How do we go from the point of giving up to pressing on? God provides the answers. He instructed Moses to appoint seventy of Israel’s elders to help carry the load and relieve him of much of his burden. God reminded Elijah that he wasn’t the only one on the Lord’s side – “I have reserved seven thousand in Israel – all whose knees have not bowed down to Baal” (1 Kings 19:16). Now you and I may not have seven thousand or even seventy people who will step in and help, but are we asking those we do have around us? Can someone step in and shoulder some of the responsibility? I know when I have swallowed my pride and asked for help, I’ve never been turned down. God does not expect us to bear our burdens alone, he gives us fellow Christians to come along side of us. He gives us His Word, full of promises and hope and peace. He gives us His presence through the Holy Spirit, whom Jesus called “the Comforter” (John 14:16 KJV). He promises to take our burdens – “Cast all your anxiety on Him because He cares for you” 1 Peter 5:7). When we are weighed down by burdens and worries, God invites us to lay them down at His feet.

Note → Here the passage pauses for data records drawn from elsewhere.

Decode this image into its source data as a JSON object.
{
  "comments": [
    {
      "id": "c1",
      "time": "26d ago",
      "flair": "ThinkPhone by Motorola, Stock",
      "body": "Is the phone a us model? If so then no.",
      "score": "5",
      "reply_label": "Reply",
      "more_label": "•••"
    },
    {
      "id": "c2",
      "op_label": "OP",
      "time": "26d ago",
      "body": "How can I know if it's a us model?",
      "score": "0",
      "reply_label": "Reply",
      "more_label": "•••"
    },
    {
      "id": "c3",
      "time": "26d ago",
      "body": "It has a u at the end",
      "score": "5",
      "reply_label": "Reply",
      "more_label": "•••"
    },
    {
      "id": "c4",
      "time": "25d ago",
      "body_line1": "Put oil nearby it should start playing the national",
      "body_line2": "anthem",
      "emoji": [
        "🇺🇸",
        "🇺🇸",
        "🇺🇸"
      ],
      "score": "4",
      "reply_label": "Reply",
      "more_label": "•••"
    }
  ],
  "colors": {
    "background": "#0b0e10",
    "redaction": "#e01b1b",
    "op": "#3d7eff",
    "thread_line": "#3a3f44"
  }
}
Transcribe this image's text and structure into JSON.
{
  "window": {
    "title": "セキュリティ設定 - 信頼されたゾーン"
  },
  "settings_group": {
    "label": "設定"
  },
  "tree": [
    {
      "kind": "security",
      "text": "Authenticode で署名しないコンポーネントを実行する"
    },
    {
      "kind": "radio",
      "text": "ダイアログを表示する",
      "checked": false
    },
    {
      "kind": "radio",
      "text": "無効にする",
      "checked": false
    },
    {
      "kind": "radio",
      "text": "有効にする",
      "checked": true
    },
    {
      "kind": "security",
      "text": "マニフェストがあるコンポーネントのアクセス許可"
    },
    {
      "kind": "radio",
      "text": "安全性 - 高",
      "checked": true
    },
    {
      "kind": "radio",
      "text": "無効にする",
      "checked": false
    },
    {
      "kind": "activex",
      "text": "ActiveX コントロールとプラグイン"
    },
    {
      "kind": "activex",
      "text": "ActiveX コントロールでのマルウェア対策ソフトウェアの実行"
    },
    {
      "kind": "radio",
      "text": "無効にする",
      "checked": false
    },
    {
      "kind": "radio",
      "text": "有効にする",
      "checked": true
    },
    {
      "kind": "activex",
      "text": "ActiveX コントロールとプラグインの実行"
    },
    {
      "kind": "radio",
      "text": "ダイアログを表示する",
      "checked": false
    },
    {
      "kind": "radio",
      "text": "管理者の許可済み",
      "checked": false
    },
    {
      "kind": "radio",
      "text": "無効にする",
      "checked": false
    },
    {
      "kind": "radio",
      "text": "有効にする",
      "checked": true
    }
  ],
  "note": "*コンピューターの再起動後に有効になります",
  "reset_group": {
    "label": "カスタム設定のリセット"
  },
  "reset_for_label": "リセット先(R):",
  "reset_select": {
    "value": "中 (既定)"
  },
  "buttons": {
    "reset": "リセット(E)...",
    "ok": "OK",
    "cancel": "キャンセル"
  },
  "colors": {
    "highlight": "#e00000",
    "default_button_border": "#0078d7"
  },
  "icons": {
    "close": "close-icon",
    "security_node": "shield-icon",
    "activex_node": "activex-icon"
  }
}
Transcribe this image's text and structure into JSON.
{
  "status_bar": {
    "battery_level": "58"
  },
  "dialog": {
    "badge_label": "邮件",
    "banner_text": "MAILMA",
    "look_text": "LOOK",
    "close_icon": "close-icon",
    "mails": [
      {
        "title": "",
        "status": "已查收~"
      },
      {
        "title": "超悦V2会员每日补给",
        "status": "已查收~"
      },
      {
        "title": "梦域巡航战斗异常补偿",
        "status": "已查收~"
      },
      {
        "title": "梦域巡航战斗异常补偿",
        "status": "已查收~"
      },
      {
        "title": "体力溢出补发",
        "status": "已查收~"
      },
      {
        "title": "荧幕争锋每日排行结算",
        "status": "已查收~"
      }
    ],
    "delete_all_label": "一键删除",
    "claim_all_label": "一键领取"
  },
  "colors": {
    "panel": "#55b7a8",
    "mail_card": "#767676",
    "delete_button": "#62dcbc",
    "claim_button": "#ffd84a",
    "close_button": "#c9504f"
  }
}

Finally, we must keep our eyes on the Lord and our ears tuned to His voice. I’m talking to myself here because in the middle of the spiritual battle I am in right now, it is all too easy to let the circumstances and the voice of the enemy drag me into despair and hopelessness. Satan loves to tell us that God has abandoned us, that we will not survive our heartache, and that the turmoil we see now is all that will ever be. This is where I can either stand on my faith in God or let the enemy drive me to the point of desperation. I must keep asking myself “What does God say?” and go to His Word for truth and hope. I must remember Joseph’s words to his evil, scheming brothers: “You intended to harm me, but God intended it for good…” (Gen. 50:20). I must remind myself that Satan does not have the final say – God determines the outcome. And I must fix my eyes on Jesus least I drown in my sorrows like Peter when he looked away from the Lord and out at the raging sea. With my eyes fixed on Jesus I see solutions not problems, I see provision not want, I see strength not weakness, I see healing not pain, I see hope not despair, joy not sorrow, truth not lies, love not hate, peace not turmoil, life not death. With my eyes fixed on Jesus, I see – not an end, but eternity.

Holy, loving Father, the winds howl and the waves threaten to drag me under. Exhausted and overwhelmed, I turn my eyes to You, my hope and my comfort.  Speak peace into my weary soul, remind me that I am not alone and You are working on my behalf. Meet me in this place of darkness and lead me back into Your light. Amen.